Late Friday afternoons are traditionally the time that politicians, businesses, celebrities, etc, release bad news to the public in the hope that they won’t see it. Season 1, episode 13, of The West Wing calls this “Take Out The Trash Day”, and with that in mind I give you the first instalment of a new semi-regular feature on the Blog: Throwin’ Out The Trash.
Each week, there are so many fucked up stories and newsy bits and pieces that cross my path in this 24/7 media blitzkrieg that we’re living in, and I simply do not have the time or inclination to write a full-on commentary piece about all of them. Throwin’ Out The Trash is my chance each week to clear the decks of all these niggling odds and sods without ignoring them completely…
So, multi-millionaire pop mogul, Simon Cowell, has decided to release a charity pop single of REM's classic song, "Everybody Hurts", in order to raise some much needed funds to help the devastated victims of the January 12th Haitian earthquake. A nice idea, and a lot of people are out there doing what they can to raise money to help with this terrible tragedy. But when the guy proposing the charity single has a personal fortune of £120m – and just signed a brand new £100m deal to bring his television show, X-Factor, to the United States on the very day that Haiti suffered the earthquake – you have to wonder why he isn’t just putting a hand into his own pocket to help out the aid effort instead of making us, the not-so-wealthy British public, do it for him?
To put this into perspective, whilst Cowell could personally afford to give several million pounds to the Haitian aid effort if he wanted to without the British public spending a single penny, Peter Kay’s 2009 charity single for Children in Need, released last November, raised only £170,000. Cowell’s own recent charity efforts have done a little better, with last year’s X-Factor single for Great Ormond Street raising at least £200,000 in its first week, and the 2008 single raising over £1m for Help for Heroes and the Royal British Legion. But the fact remains that Cowell himself could personally contribute the amount of money earned by all three of those charity singles to Haiti combined, plus an extra million, and still have a very comfortable £117m to live off without the generous British public having to give a thing.
If anyone out there reading this still thinks that free-market capitalism is a great idea, maybe they can explain to me why I should support an economic mentality that sees stock-prices drop and Wall Street panic when the President finally says that he’s going to do something about the dangerous financial de-regulation that so recently brought the world economy to its knees?
For the majority of Americans, and people all around the world, the last year and a bit has been a hellacious time of recession and unemployment.

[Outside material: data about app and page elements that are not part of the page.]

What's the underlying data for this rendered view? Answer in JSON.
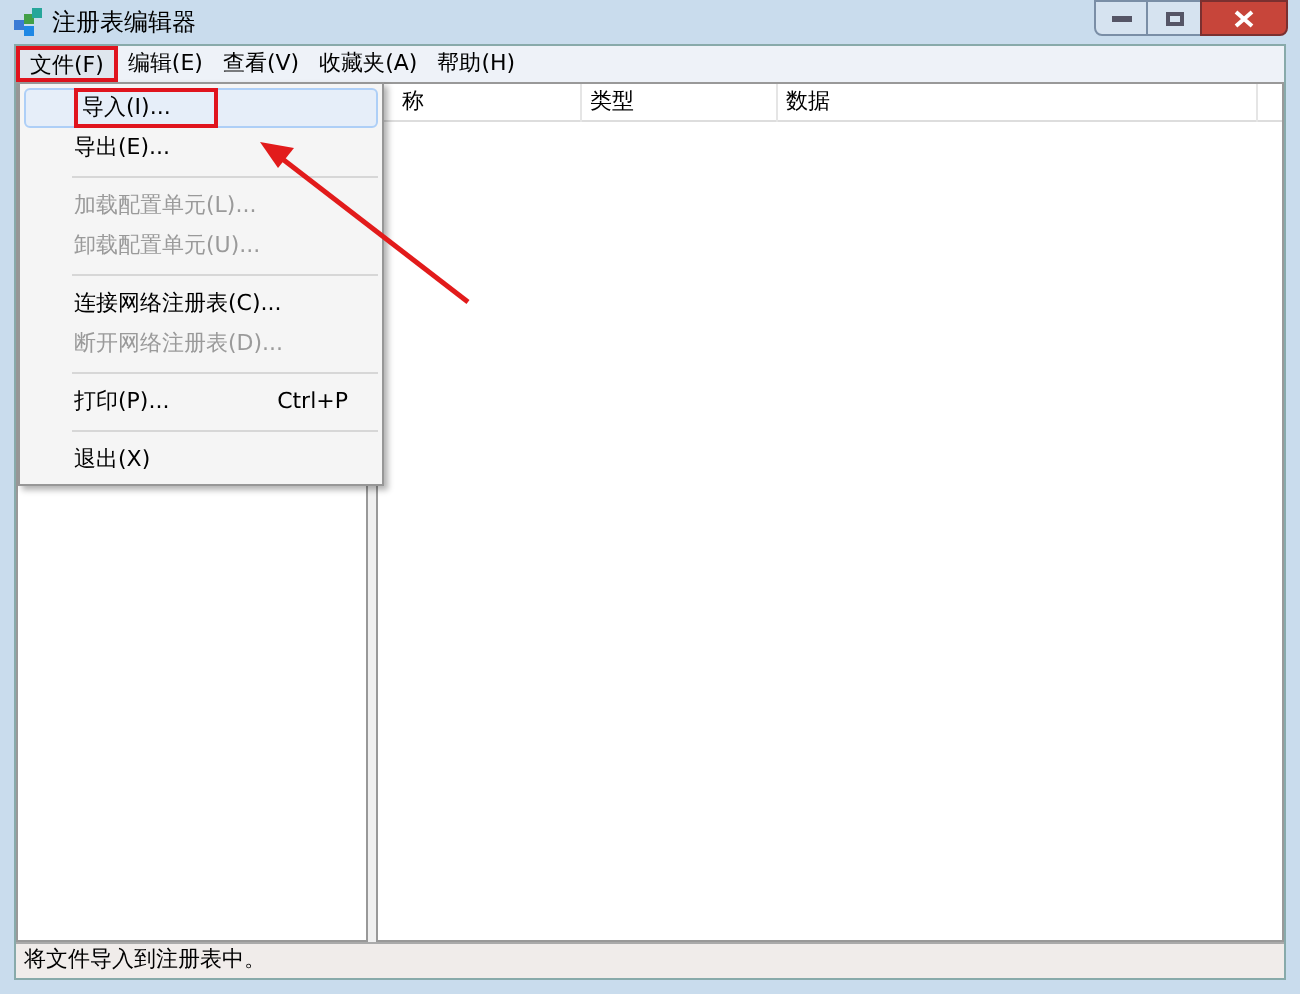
{
  "window": {
    "title": "注册表编辑器"
  },
  "menu_bar": [
    {
      "label": "文件(F)",
      "selected": true
    },
    {
      "label": "编辑(E)",
      "selected": false
    },
    {
      "label": "查看(V)",
      "selected": false
    },
    {
      "label": "收藏夹(A)",
      "selected": false
    },
    {
      "label": "帮助(H)",
      "selected": false
    }
  ],
  "file_menu": [
    {
      "kind": "item",
      "label": "导入(I)...",
      "disabled": false,
      "selected": true
    },
    {
      "kind": "item",
      "label": "导出(E)...",
      "disabled": false,
      "selected": false
    },
    {
      "kind": "separator"
    },
    {
      "kind": "item",
      "label": "加载配置单元(L)...",
      "disabled": true,
      "selected": false
    },
    {
      "kind": "item",
      "label": "卸载配置单元(U)...",
      "disabled": true,
      "selected": false
    },
    {
      "kind": "separator"
    },
    {
      "kind": "item",
      "label": "连接网络注册表(C)...",
      "disabled": false,
      "selected": false
    },
    {
      "kind": "item",
      "label": "断开网络注册表(D)...",
      "disabled": true,
      "selected": false
    },
    {
      "kind": "separator"
    },
    {
      "kind": "item",
      "label": "打印(P)...",
      "shortcut": "Ctrl+P",
      "disabled": false,
      "selected": false
    },
    {
      "kind": "separator"
    },
    {
      "kind": "item",
      "label": "退出(X)",
      "disabled": false,
      "selected": false
    }
  ],
  "table": {
    "columns": [
      "称",
      "类型",
      "数据"
    ]
  },
  "status_bar": "将文件导入到注册表中。"
}
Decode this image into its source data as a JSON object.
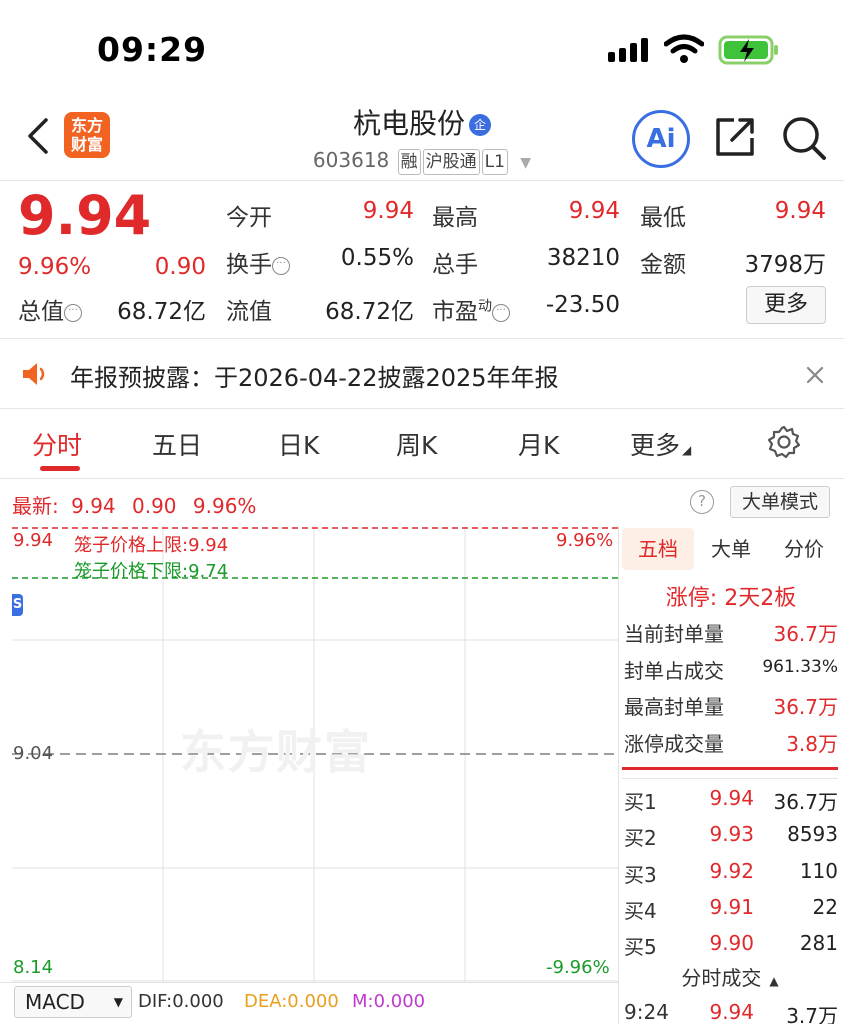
{
  "status_bar": {
    "time": "09:29"
  },
  "header": {
    "logo_line1": "东方",
    "logo_line2": "财富",
    "stock_name": "杭电股份",
    "name_badge": "企",
    "stock_code": "603618",
    "tags": [
      "融",
      "沪股通",
      "L1"
    ],
    "ai_label": "Ai"
  },
  "quote": {
    "price": "9.94",
    "change_pct": "9.96%",
    "change": "0.90",
    "fields": [
      {
        "label": "今开",
        "value": "9.94"
      },
      {
        "label": "最高",
        "value": "9.94"
      },
      {
        "label": "最低",
        "value": "9.94"
      },
      {
        "label": "换手",
        "value": "0.55%"
      },
      {
        "label": "总手",
        "value": "38210"
      },
      {
        "label": "金额",
        "value": "3798万"
      },
      {
        "label": "总值",
        "value": "68.72亿"
      },
      {
        "label": "流值",
        "value": "68.72亿"
      },
      {
        "label": "市盈",
        "sup": "动",
        "value": "-23.50"
      }
    ],
    "more_label": "更多"
  },
  "notice": {
    "text": "年报预披露：于2026-04-22披露2025年年报"
  },
  "tabs": [
    "分时",
    "五日",
    "日K",
    "周K",
    "月K",
    "更多"
  ],
  "chart_bar": {
    "latest_label": "最新:",
    "latest_price": "9.94",
    "latest_change": "0.90",
    "latest_pct": "9.96%",
    "help": "?",
    "bigorder_label": "大单模式"
  },
  "chart": {
    "top_left": "9.94",
    "top_right": "9.96%",
    "upper_limit_label": "笼子价格上限:",
    "upper_limit_value": "9.94",
    "lower_limit_label": "笼子价格下限:",
    "lower_limit_value": "9.74",
    "mid_left": "9.04",
    "bottom_left": "8.14",
    "bottom_right": "-9.96%",
    "watermark": "东方财富",
    "s_badge": "S"
  },
  "right_panel": {
    "tabs": [
      "五档",
      "大单",
      "分价"
    ],
    "limit_title": "涨停: 2天2板",
    "stats": [
      {
        "label": "当前封单量",
        "value": "36.7万"
      },
      {
        "label": "封单占成交",
        "value": "961.33%"
      },
      {
        "label": "最高封单量",
        "value": "36.7万"
      },
      {
        "label": "涨停成交量",
        "value": "3.8万"
      }
    ],
    "bids": [
      {
        "name": "买1",
        "price": "9.94",
        "vol": "36.7万"
      },
      {
        "name": "买2",
        "price": "9.93",
        "vol": "8593"
      },
      {
        "name": "买3",
        "price": "9.92",
        "vol": "110"
      },
      {
        "name": "买4",
        "price": "9.91",
        "vol": "22"
      },
      {
        "name": "买5",
        "price": "9.90",
        "vol": "281"
      }
    ],
    "trades_title": "分时成交",
    "trades": [
      {
        "time": "9:24",
        "price": "9.94",
        "vol": "3.7万"
      }
    ]
  },
  "indicator": {
    "name": "MACD",
    "dif": "DIF:0.000",
    "dea": "DEA:0.000",
    "m": "M:0.000"
  },
  "colors": {
    "up_red": "#e0292b",
    "down_green": "#1a9a2a",
    "accent_blue": "#3a6fe3",
    "brand_orange": "#f26322"
  }
}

Life has become a struggle, work has become scarce, homes have been taken away and dreams have been shattered. All of this misery and turmoil – every single bit of it – was down to the rapacious greed of an unregulated financial industry who sucked the economy dry and then had the temerity to ask us to bail them out or die.
This wealthy minority of money-obsessed gamblers and con-men (or “motherfuckers”, if you want the correct term) essentially gang-raped the world’s economy for their own material gain and sent the globe into a depression-risking downspin and yet, yesterday, when the President finally announced his plans – at long last; a dollar short and a year too late – to place some much needed restrictions on the out of control banking industry, they responded by sending a petulant and unrepentant message to the Whitehouse that, if he dare tell them to curb and regulate their greed, there would once again be hell to pay.
The worse thing is, the media actually reported this bullshit tantrum as news. A bunch of out of control wealth-addicts get told they’re going to have some restrictions placed over their previously unfettered playground of destruction and they throw their toys out of the pram in protest? Good. It’s time these fat-cat motherfuckers felt some of the same ramifications from what they’ve done as the rest of us, instead of thinking that cutting their bonuses down to a measly $498,000 per person counts as suffering!
David Cameron today cynically used the recent case of two school-aged brothers from Edlington violently torturing a nine year old and eleven year old boy as proof that Britain under Labour has fallen into “social recession”. The case was horrific – the work of two very disturbed young sadists who left their victims for dead after 90 minutes of reprehensible cruelty – but the argument that this anomalous case of horror is a sign of the times under Labour must be dismissed as spurious when we remember that the equally horrific Jamie Bulger case (in which a much younger boy – a two year old – was actually murdered by his equally sadistic young attackers) happened in 1993, under a Tory government in its fourteenth year of power.
If anything, under Labour, society has gotten better by Cameron’s preposterous argument, because the Edlington victims survived whereas Jamie Bulger did not.
The use of this meaningless and emotively charged example is hollow opportunism at its most base and ridiculous, and it is a travesty of the highest proportions that the ghastly ordeal of two unfortunate children is being exploited like this by a man who thinks himself suitable to be our next leader.
Finally, if you didn’t think that corporations ruled the world already, well…they will do pretty soon. The US Supreme Court, this week, made a landmark ruling to remove the limits corporations previously faced on how much they could spend to elect and defeat candidates running in US elections. That’s right – multi-billion dollar corporations can now pay whatever they want to the campaigns of the candidate of their choice to ensure that the “right” guy gets into office.
Oh functioning democracy – we hardly knew ye…